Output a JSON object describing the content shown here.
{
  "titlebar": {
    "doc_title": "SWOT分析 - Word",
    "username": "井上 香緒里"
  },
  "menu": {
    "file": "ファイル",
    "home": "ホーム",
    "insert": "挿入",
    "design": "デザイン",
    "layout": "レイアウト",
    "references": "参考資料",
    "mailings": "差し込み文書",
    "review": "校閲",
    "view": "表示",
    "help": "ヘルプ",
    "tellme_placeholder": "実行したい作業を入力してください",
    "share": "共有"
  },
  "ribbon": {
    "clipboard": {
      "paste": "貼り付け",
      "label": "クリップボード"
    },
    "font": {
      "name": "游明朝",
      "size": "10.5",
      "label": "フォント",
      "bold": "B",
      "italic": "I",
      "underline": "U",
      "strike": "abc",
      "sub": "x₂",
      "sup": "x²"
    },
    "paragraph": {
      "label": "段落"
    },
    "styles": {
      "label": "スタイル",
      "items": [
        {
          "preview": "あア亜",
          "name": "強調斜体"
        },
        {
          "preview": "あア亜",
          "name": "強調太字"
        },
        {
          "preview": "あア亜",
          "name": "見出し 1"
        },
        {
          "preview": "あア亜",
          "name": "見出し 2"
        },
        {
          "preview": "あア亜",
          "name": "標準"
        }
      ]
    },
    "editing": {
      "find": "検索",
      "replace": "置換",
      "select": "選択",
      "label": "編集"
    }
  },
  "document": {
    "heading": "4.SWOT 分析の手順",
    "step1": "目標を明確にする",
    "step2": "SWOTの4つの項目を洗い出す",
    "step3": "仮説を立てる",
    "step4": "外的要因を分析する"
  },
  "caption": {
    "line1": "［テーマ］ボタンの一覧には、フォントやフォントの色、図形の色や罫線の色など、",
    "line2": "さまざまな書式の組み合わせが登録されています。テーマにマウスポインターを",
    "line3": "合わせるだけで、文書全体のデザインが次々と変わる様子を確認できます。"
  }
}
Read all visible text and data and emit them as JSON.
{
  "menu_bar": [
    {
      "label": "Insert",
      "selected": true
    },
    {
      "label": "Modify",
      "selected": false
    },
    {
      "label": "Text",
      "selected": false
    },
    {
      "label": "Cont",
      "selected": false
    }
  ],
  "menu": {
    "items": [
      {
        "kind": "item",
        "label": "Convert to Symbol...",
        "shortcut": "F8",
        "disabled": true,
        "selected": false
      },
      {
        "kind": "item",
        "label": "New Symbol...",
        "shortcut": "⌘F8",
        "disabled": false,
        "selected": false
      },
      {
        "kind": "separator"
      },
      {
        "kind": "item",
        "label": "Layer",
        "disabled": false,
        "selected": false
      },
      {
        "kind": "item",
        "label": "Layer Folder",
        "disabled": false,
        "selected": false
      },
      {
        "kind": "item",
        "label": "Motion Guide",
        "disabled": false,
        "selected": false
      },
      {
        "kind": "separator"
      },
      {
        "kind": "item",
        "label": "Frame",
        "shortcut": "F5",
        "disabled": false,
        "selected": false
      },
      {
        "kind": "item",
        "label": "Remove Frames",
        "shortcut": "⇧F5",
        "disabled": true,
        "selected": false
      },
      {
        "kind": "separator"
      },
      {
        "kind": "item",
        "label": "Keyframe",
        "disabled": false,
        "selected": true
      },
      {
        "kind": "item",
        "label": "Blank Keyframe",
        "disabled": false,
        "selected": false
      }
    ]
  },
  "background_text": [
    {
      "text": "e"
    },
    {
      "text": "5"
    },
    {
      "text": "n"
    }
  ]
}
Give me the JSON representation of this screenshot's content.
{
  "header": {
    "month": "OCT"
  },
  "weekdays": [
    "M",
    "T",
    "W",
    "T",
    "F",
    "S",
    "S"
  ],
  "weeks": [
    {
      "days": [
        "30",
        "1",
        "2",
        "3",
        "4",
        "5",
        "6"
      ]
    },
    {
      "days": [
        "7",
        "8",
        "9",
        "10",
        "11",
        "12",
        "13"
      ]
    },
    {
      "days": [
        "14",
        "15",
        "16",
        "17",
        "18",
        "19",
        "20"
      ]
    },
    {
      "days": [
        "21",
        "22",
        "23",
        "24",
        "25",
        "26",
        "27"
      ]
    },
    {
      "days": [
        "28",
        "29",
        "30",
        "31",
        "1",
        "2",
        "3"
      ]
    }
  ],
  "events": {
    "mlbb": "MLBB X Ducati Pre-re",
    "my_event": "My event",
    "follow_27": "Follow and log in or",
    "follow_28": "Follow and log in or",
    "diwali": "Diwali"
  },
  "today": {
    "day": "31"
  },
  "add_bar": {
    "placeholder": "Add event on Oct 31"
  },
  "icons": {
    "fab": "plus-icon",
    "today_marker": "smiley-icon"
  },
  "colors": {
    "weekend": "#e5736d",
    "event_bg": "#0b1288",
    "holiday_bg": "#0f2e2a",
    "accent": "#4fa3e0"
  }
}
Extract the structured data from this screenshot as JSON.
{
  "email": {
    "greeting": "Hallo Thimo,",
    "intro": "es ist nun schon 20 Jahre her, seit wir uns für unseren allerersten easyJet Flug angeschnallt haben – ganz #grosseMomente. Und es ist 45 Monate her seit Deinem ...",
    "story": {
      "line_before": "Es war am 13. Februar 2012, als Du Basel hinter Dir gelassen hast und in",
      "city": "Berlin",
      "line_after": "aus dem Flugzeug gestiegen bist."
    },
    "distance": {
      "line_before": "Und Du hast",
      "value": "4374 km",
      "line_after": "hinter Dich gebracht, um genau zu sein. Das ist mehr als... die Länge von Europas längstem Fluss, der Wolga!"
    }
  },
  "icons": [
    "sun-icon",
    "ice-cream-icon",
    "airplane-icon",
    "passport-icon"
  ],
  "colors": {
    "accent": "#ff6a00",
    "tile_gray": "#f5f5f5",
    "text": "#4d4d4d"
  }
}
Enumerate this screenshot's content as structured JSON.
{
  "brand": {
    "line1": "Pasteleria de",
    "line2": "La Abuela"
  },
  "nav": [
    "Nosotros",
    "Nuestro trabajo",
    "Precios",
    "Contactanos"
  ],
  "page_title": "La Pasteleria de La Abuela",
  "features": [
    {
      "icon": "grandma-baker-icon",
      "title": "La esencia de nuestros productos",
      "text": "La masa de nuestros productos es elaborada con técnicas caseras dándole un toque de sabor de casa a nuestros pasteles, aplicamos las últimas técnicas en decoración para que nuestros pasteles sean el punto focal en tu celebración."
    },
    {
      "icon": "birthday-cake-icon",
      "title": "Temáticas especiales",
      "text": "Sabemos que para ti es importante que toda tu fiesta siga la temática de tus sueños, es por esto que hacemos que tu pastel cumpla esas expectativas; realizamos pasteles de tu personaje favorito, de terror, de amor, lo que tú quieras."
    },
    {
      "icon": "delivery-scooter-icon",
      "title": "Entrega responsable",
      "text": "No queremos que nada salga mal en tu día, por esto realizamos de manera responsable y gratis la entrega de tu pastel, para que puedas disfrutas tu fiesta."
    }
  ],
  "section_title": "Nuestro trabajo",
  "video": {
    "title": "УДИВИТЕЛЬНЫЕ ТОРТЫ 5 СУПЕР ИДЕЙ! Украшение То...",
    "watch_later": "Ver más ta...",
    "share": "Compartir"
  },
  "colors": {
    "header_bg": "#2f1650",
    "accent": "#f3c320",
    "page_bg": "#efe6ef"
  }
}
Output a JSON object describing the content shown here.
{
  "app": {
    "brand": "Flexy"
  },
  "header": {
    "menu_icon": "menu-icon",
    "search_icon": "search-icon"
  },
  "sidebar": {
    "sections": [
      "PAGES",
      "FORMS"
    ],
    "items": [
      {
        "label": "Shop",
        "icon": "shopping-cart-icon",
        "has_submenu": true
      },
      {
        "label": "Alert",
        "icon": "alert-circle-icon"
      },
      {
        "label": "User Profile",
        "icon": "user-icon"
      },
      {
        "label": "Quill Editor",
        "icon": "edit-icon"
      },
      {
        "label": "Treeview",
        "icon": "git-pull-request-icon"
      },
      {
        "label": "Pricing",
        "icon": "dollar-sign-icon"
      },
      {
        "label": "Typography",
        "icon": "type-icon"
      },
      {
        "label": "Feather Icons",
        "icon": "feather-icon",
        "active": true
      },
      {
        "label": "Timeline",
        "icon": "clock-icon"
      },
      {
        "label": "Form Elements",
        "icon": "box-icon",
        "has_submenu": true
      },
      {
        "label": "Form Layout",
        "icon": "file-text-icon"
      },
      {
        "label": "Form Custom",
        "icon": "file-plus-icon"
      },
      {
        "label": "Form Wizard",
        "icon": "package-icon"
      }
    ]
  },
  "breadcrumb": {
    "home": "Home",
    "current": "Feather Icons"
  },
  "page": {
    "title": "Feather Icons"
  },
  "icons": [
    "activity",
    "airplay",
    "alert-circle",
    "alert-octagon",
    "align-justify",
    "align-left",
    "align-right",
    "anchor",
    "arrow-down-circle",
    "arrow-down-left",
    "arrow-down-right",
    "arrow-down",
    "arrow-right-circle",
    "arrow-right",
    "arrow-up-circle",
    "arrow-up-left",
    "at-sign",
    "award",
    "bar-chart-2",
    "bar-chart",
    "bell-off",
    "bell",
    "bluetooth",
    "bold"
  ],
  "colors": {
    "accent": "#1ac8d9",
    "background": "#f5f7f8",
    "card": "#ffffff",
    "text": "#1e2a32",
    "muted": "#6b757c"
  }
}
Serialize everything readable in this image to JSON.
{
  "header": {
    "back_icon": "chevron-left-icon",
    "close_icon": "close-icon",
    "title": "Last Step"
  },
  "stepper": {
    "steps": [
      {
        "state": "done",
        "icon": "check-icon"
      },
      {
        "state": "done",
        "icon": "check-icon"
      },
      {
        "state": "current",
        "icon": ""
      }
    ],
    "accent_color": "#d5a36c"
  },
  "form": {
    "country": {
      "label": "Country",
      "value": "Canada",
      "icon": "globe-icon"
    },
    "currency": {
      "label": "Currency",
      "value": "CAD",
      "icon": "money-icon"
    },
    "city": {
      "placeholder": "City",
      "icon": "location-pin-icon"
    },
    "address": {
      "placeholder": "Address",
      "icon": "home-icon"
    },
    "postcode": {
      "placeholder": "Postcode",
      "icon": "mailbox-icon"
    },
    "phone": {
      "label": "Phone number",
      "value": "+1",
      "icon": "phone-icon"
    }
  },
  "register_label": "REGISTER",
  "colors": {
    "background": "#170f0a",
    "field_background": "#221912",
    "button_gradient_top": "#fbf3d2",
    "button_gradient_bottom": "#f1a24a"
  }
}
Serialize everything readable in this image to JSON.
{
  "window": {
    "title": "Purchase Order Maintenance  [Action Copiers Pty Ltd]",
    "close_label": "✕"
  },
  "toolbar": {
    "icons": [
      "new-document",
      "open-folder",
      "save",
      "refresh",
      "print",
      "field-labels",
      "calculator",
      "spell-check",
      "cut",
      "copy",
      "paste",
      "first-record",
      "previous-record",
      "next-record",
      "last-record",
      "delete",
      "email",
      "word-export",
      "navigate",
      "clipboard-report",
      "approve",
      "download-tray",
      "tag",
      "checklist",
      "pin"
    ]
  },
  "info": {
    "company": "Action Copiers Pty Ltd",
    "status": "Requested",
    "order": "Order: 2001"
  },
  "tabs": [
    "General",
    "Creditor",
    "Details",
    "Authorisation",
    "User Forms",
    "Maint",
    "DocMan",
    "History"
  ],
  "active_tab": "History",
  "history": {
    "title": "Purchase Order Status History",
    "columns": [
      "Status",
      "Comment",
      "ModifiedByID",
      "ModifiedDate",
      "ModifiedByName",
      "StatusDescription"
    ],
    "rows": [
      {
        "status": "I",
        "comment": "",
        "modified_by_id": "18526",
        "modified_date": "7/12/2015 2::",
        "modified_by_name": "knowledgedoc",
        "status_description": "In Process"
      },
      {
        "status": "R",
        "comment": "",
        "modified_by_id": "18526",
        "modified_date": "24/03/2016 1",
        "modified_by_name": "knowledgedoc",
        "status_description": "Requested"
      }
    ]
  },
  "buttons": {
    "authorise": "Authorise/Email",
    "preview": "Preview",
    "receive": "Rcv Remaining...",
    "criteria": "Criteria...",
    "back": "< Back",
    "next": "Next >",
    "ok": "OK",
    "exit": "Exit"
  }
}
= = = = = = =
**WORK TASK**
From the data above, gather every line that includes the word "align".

**RESULT OF THE EXERCISE**
    "align-justify",
    "align-left",
    "align-right",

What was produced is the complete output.